This is the mainstreaming of white supremacy and fascism, and we can’t even begin to comprehend the downstream effects of this movement.
America has always grappled with these demons, and it is naive to believe that Trump is the cause. He is merely the effect. Yet policy differences aside, we have always had presidents who could, at the very least, tame these demons and curb their worst excesses. Remember, civility in America always starts at the top. Without this, we are now playing constant defense. We are back to explaining to our friends, relatives, and colleagues why Nazis, white supremacists, and white nationalists do not deserve a right to rally publicly. We are back to rationalizing and bartering with people who feel they can openly discriminate – even if they are ignorant of what they are saying and doing. As one of my colleagues at RVA Mag would say, “they are colonizers.” We are back to defending the very notion of anti-fascism from the same generation whose parents fought to free Europe from the Nazi scourge.
I am back to explaining to my relatives who vote Republican that their candidate this midterm, Corey Stewart, stood shoulder-to-shoulder with the very same white supremacists who planned Unite the Right last year. The same people who chanted “blood and soil” and “Jews will not replace us.” Nonetheless, they will still vote Republican. Because the mainstreaming process has convinced them they are under threat. Not from the Nazis or white supremacists who hate them, but from immigrants, communities of color, and the liberal media who are trying to silence them.

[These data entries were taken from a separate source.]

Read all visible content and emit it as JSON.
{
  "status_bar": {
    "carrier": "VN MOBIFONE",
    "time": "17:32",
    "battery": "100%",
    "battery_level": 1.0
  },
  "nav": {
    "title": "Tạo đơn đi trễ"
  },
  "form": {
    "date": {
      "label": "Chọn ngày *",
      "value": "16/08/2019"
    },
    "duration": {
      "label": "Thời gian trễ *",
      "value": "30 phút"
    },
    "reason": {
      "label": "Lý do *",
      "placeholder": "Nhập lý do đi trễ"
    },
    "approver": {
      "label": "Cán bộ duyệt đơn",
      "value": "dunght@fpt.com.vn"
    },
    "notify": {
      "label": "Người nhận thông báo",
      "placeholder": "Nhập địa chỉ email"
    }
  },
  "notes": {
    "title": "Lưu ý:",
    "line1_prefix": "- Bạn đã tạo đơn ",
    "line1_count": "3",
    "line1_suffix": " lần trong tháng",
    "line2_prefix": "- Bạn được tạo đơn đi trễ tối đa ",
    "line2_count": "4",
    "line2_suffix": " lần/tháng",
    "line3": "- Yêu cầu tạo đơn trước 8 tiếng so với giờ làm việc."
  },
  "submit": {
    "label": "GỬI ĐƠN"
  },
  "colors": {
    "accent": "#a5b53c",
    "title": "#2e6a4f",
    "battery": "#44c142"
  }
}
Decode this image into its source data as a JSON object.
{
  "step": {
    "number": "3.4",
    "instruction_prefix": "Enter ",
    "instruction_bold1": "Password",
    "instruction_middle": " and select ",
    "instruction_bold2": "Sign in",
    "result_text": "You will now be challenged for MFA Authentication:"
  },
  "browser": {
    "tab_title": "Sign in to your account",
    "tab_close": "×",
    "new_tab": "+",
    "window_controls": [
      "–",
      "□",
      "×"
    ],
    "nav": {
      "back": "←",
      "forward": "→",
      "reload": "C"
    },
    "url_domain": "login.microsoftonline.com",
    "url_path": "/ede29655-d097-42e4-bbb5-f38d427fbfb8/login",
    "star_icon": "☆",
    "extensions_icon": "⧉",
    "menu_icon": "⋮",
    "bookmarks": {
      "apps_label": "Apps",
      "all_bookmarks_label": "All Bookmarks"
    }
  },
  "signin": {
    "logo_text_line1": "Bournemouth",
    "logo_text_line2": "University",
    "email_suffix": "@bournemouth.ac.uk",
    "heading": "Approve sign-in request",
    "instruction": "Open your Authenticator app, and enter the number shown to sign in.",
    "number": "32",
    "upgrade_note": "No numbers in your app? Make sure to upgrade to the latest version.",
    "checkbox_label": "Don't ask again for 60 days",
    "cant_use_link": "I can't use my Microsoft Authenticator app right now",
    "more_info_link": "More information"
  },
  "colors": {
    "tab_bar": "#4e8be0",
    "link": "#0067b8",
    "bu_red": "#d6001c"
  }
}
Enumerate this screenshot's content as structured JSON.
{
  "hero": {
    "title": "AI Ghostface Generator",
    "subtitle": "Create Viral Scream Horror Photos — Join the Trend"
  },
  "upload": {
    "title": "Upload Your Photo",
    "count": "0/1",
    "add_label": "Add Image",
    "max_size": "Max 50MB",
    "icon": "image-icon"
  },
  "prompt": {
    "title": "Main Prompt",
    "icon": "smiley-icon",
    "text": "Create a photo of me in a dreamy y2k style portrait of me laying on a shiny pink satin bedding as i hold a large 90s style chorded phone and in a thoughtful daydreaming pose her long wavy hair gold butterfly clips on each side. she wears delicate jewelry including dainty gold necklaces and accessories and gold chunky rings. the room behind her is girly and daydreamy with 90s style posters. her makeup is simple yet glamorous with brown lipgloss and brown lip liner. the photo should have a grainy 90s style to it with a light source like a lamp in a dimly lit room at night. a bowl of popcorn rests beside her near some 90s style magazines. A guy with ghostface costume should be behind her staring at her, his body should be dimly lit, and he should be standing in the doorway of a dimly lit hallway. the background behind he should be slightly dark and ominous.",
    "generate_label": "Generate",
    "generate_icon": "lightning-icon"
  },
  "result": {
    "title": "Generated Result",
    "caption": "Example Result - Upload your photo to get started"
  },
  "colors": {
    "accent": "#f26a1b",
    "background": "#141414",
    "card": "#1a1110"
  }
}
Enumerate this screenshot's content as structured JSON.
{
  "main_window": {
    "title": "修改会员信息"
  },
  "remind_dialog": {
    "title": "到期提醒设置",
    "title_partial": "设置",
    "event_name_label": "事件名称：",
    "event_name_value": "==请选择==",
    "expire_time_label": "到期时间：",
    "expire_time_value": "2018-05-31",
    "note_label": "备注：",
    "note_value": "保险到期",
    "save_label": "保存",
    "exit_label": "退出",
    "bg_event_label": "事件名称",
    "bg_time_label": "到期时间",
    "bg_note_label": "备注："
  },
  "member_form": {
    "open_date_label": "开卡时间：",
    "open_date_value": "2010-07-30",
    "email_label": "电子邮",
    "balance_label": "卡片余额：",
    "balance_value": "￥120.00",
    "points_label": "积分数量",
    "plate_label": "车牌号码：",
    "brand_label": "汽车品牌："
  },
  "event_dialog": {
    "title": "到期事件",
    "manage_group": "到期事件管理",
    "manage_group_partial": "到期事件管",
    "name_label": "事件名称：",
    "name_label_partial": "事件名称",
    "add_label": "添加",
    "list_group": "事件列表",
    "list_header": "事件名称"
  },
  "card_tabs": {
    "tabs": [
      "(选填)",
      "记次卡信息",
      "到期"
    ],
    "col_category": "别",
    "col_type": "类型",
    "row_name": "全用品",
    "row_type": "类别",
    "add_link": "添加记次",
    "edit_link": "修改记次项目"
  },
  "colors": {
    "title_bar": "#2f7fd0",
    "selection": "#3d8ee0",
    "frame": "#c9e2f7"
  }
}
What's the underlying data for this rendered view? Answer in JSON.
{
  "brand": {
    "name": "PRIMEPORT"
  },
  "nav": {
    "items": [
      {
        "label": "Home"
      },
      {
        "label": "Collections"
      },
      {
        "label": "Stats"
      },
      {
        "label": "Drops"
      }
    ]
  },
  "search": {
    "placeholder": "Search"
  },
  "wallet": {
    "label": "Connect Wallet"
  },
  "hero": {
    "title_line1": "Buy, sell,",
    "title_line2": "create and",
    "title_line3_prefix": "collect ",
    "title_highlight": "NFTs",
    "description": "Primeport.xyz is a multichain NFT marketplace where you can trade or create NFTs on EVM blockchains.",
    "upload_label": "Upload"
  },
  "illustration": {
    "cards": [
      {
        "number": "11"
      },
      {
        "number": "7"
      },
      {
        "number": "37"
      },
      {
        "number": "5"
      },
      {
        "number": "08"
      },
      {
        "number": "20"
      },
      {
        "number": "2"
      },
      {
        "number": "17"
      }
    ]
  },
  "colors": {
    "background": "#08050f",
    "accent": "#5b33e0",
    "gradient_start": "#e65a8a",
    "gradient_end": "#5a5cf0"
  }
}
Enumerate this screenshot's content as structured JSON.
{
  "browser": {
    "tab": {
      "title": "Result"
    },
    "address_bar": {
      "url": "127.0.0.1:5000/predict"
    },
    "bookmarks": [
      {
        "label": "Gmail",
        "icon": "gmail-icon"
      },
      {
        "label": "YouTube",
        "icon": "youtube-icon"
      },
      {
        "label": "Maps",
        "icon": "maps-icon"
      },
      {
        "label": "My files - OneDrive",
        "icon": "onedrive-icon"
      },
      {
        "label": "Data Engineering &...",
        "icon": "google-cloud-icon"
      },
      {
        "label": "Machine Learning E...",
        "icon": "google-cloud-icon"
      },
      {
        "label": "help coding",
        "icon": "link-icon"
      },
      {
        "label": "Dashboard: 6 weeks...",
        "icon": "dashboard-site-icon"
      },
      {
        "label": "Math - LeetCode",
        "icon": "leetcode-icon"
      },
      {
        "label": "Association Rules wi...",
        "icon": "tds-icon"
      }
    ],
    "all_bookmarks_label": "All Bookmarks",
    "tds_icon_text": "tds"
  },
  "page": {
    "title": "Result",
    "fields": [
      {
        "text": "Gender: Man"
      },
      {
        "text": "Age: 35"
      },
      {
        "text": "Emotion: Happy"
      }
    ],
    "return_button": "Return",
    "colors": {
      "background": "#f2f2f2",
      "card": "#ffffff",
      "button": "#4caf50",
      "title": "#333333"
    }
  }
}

This weekend there will be multiple events in both Charlottesville and Washington, DC. The event in DC will be attended by former KKK Grand Wizard, David Duke and Jason Kessler, the organizer of Unite the Right, upping the potential for violent escalation. From the map of the staging areas the DC police are attempting to keep both sides apart. But as we have seen from recent rallies in Portland and Berkeley, the best-laid security plans are only as good as the willingness of people to follow them.
While I will be there in my capacity as a journalist, I will also be there in support of anti-fascists, anti-racists, and those who would deny a platform for ideologies rooted in violence and hatred. I have no other choice. We can no longer pretend that sensible moderation and conversation will somehow derail the mainstreaming process of white supremacy and fascism. Those of us who have the ability to raise attention to this must. Those of us in the media must not hide behind the thin veneer of neutrality any longer. To do so will be to our own eventual detriment.
Former Secretary of State Madeleine Albright, in a new book titled “Fascism: A Warning,” summed up the state of play in modern America. “[Trump] convinced enough voters in the right states that he was a teller of blunt truths, a masterful negotiator, and an effective champion of American interests. That he is none of those things should disturb our sleep, but there is a larger cause for unease. Trump is the first anti-democratic president in modern U.S. history.”
We must rally. We must resist. That is what we must remember one year later.